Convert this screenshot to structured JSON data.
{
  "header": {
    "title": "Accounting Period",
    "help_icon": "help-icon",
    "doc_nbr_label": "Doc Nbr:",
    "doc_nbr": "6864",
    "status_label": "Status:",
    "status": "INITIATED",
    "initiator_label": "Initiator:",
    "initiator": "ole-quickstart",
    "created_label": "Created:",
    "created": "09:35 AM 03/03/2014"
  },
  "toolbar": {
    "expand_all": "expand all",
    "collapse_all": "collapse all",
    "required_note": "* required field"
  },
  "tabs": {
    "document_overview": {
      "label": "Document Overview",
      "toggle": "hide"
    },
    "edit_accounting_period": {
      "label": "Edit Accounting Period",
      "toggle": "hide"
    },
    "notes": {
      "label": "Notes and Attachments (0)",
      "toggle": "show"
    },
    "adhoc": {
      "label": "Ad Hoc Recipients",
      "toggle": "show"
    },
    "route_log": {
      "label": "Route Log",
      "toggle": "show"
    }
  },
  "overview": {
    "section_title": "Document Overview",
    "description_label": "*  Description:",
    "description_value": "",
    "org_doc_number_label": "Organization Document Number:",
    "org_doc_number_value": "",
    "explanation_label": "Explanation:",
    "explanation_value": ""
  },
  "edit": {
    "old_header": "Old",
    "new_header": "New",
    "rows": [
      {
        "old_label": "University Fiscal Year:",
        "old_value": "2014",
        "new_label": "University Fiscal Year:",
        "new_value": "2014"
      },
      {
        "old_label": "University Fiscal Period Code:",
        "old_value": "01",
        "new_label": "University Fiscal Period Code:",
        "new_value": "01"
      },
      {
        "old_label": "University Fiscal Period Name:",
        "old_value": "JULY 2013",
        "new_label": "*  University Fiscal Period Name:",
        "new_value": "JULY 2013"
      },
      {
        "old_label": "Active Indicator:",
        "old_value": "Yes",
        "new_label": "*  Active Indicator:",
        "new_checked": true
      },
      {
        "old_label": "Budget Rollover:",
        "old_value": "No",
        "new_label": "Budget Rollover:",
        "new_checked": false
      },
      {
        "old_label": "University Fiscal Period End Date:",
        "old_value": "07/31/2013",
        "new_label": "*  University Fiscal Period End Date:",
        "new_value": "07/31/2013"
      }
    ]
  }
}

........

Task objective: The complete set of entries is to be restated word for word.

Finished task:
Convert this screenshot to structured JSON data.
{
  "header": {
    "title": "Accounting Period",
    "help_icon": "help-icon",
    "doc_nbr_label": "Doc Nbr:",
    "doc_nbr": "6864",
    "status_label": "Status:",
    "status": "INITIATED",
    "initiator_label": "Initiator:",
    "initiator": "ole-quickstart",
    "created_label": "Created:",
    "created": "09:35 AM 03/03/2014"
  },
  "toolbar": {
    "expand_all": "expand all",
    "collapse_all": "collapse all",
    "required_note": "* required field"
  },
  "tabs": {
    "document_overview": {
      "label": "Document Overview",
      "toggle": "hide"
    },
    "edit_accounting_period": {
      "label": "Edit Accounting Period",
      "toggle": "hide"
    },
    "notes": {
      "label": "Notes and Attachments (0)",
      "toggle": "show"
    },
    "adhoc": {
      "label": "Ad Hoc Recipients",
      "toggle": "show"
    },
    "route_log": {
      "label": "Route Log",
      "toggle": "show"
    }
  },
  "overview": {
    "section_title": "Document Overview",
    "description_label": "*  Description:",
    "description_value": "",
    "org_doc_number_label": "Organization Document Number:",
    "org_doc_number_value": "",
    "explanation_label": "Explanation:",
    "explanation_value": ""
  },
  "edit": {
    "old_header": "Old",
    "new_header": "New",
    "rows": [
      {
        "old_label": "University Fiscal Year:",
        "old_value": "2014",
        "new_label": "University Fiscal Year:",
        "new_value": "2014"
      },
      {
        "old_label": "University Fiscal Period Code:",
        "old_value": "01",
        "new_label": "University Fiscal Period Code:",
        "new_value": "01"
      },
      {
        "old_label": "University Fiscal Period Name:",
        "old_value": "JULY 2013",
        "new_label": "*  University Fiscal Period Name:",
        "new_value": "JULY 2013"
      },
      {
        "old_label": "Active Indicator:",
        "old_value": "Yes",
        "new_label": "*  Active Indicator:",
        "new_checked": true
      },
      {
        "old_label": "Budget Rollover:",
        "old_value": "No",
        "new_label": "Budget Rollover:",
        "new_checked": false
      },
      {
        "old_label": "University Fiscal Period End Date:",
        "old_value": "07/31/2013",
        "new_label": "*  University Fiscal Period End Date:",
        "new_value": "07/31/2013"
      }
    ]
  }
}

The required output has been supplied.